  • There are certain questions about the role, team, interviewer, company and learning and development opportunities that will give you a better idea of what it would be like to work there.
    • “What does a typical day in this role look like?”
    • “What constitutes success?”

4. If you are being interviewed by the hiring manager, use the remote interview to understand whether they would be the right boss for you

  • You need to have confidence in your new boss – your relationship with them will be as important a factor as the job itself, if not more so. It’s fortunate, then, that even a remote job interview still presents plenty of opportunity to suss them out.
  • During the interview, analyse your potential manager’s communication skills. As your interview progresses, assess their clarity of thought, how they communicate their expectations for the role and for the successful candidate, and whether they seem to be listening to you. This will give you an idea of what it would be like to work with them. Do you think this communication style would suit you and help you to form a strong relationship? Be mindful, too, of the language used when your questions are answered, and throughout the interview. If they use ‘I’ rather than ‘we’ when speaking, that could suggest a non-collaborative approach.
  • Also assess whether the interview feels more like a conversation than an interrogation If it feels natural and almost effortless, and the two of you seem to share many of the same motivations and values when it comes to your career and the workplace, then these are signs that you would get on well.

5. Reflect on the experience you’ve had throughout the interview process

  • Assess how your interview process, from start to finish, has been handled. Does the company appear to be well-organised? Are you, as a candidate, at the centre of the process? Has communication and feedback been prompt and detailed? All of these things, paired with your knowledge and experience of the company to date, are signals as to the company culture, and whether it’s the right opportunity for you.

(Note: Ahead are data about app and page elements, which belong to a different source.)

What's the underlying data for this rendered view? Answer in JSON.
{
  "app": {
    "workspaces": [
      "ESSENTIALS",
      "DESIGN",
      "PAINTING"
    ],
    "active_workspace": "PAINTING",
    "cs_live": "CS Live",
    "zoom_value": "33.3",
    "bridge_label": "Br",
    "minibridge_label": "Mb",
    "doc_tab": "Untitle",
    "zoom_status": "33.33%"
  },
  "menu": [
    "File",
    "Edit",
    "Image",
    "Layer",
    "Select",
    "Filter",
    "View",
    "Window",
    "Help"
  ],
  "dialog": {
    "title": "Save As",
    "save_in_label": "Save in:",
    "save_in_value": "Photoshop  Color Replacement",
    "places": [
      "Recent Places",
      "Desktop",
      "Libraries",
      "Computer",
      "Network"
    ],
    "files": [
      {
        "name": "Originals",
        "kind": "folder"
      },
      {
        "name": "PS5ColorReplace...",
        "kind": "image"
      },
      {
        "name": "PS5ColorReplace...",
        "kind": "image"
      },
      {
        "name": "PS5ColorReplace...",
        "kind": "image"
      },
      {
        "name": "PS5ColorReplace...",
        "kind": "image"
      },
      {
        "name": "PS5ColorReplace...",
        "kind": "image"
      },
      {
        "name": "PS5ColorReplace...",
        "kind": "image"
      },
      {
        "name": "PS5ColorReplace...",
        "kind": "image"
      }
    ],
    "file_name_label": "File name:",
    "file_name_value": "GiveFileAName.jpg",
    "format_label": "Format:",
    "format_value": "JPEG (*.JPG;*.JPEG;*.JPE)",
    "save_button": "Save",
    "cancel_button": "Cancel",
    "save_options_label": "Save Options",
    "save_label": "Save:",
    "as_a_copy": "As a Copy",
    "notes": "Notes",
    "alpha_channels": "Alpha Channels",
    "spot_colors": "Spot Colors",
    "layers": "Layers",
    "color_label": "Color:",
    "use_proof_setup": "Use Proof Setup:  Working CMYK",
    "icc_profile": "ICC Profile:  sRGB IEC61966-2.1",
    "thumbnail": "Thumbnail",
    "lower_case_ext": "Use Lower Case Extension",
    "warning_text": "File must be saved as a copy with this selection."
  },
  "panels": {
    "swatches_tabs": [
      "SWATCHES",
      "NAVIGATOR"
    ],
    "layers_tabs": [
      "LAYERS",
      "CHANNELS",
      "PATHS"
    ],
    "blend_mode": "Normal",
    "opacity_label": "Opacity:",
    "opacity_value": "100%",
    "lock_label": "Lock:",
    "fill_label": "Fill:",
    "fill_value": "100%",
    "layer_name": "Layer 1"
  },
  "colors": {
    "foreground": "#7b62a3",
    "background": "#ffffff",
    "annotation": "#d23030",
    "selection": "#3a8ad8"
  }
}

Using these tips and combining them with your gut feeling should give you a good indication of if this is the right job for you, if it is… great! and if not, move on and see what else is out there.